I found your analysis on January 19 regarding the spending of three million dollars to improve impacted traffic circulation in the downtown area a bit disconcerting to say the least.  I want to expand on that analysis, why spend three million dollars on a new municipal maintenance garage, the refuse and fire trucks can continue to be repaired under a tarp cover outside of the existing 80-year-old building.  

Or, perhaps, let’s spend only 3 million dollars to put some trees, fancy lights, and cobblestone sidewalks in downtown that will generate more customers for the downtown businesses.  On the other hand, let’s establish a local transit system, but force the patrons to stand about or to sit on the curb or in the adjacent landscape planter while waiting for the bus.

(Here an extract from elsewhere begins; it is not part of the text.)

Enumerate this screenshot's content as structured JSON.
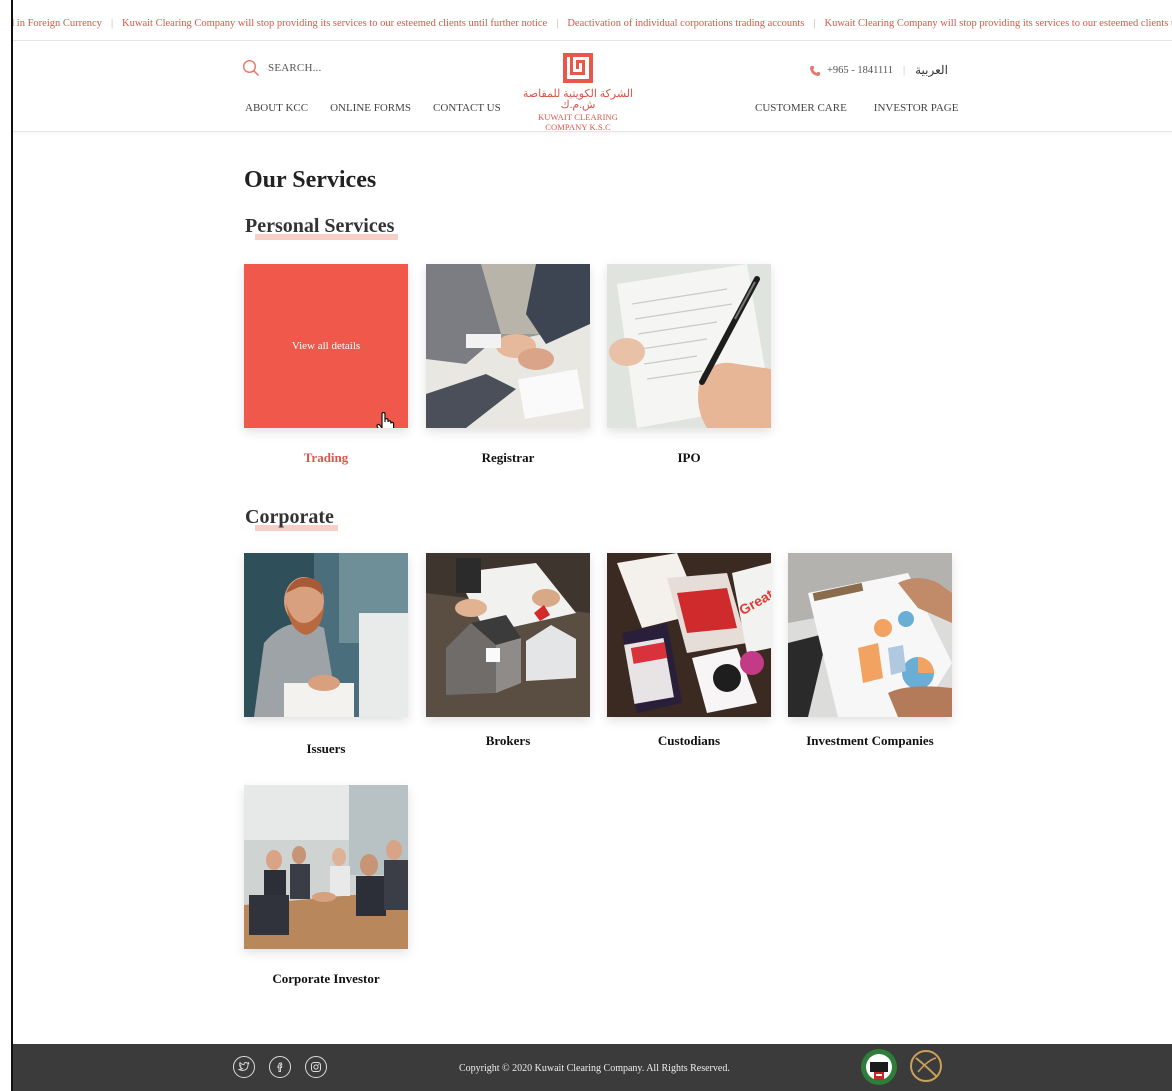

That is the same shortsighted thought process that has been utilized by our city officials for decades, and why Manteca as a community and our quality of life continues to lag behind neighboring cities.  Forcing motorists to take alternate routes or moving the traffic to adjoining neighborhoods is not a solution.  Without question, money is a major component of the solution; but I believe the alternative is worse for such problems do not go away, they only become bigger with time and cost considerably more to remedy in the future.  Unfortunately, your analysis has diminished the real problem to an inconsequential 45-second inconvenience.

There is a solution to the impacted traffic circulation on Main Street and Yosemite Avenue in the downtown area, and it can be accomplished with little or no additional right-of-way.  There have been previously commissioned studies on the shelf that have offered remedies, but for decades there has been no political will to proceed because of cost and special interests.  I would venture to guess that the costs have increased since those first studies.

As for the seemingly inconvenient 45 seconds, what is the relative cost to the motorist that is forced to wait two or three cycles of the traffic lights in order to pass through downtown, or that is forced to compete for space at the intersection?  I would speculate that the loss of those 45 seconds is worth far more than three million dollars to the motorists that must endure the stress everyday, the downtown merchants that continue to thirst for customers, the pedestrians that must tolerate the fumes of the stalled line of vehicles, the ambulances that must negotiate through the whole mess several times a day, or the adjacent neighborhoods that must endure the added traffic on their streets.

The residents of this community want solutions; there have been enough excuses and studies for too long.  Without a change in the culture and the realization of providing service to the community, the residents will continue to be inconvenienced and Manteca will continue to fall behind our neighbors.  
Benjamin Cantu
Jan. 20, 2010